> **TASK BRIEF**
Leave the pictures out and write out the rest of the listing word for word.

> **EXERCISE MATERIAL**
━━━━━━━━

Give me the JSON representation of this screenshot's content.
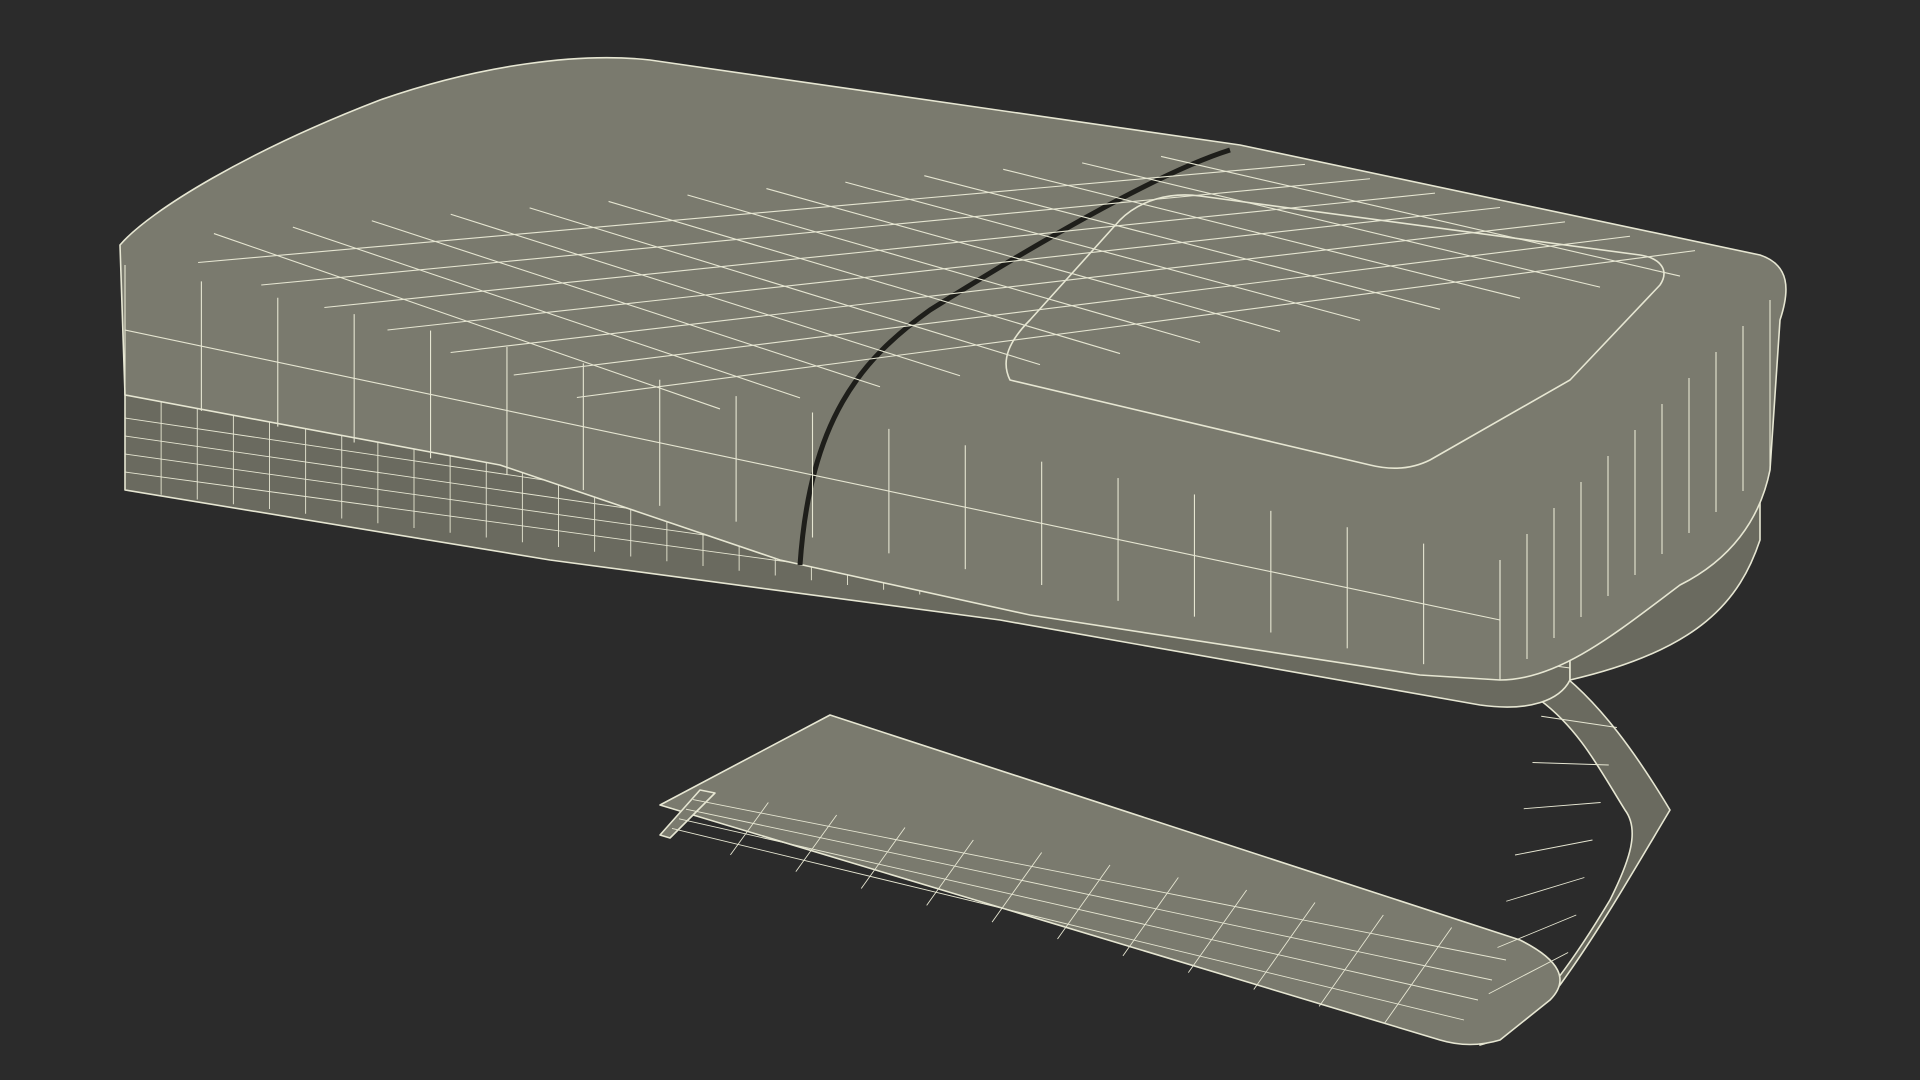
{
  "scene": {
    "background_color": "#2b2b2b",
    "shade_color": "#7a7a6e",
    "shade_dark_color": "#6a6a5f",
    "wire_color": "#e6e6d2",
    "edge_color": "#1e1e1a",
    "subject": {
      "icon": "wireframe-device-icon",
      "parts": [
        "device-body",
        "device-lid-left",
        "device-lid-right",
        "button-recess",
        "belt-clip"
      ]
    }
  }
}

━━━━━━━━

> **SOLUTION BELOW**
Give me the JSON representation of this screenshot's content.
{
  "scene": {
    "background_color": "#2b2b2b",
    "shade_color": "#7a7a6e",
    "shade_dark_color": "#6a6a5f",
    "wire_color": "#e6e6d2",
    "edge_color": "#1e1e1a",
    "subject": {
      "icon": "wireframe-device-icon",
      "parts": [
        "device-body",
        "device-lid-left",
        "device-lid-right",
        "button-recess",
        "belt-clip"
      ]
    }
  }
}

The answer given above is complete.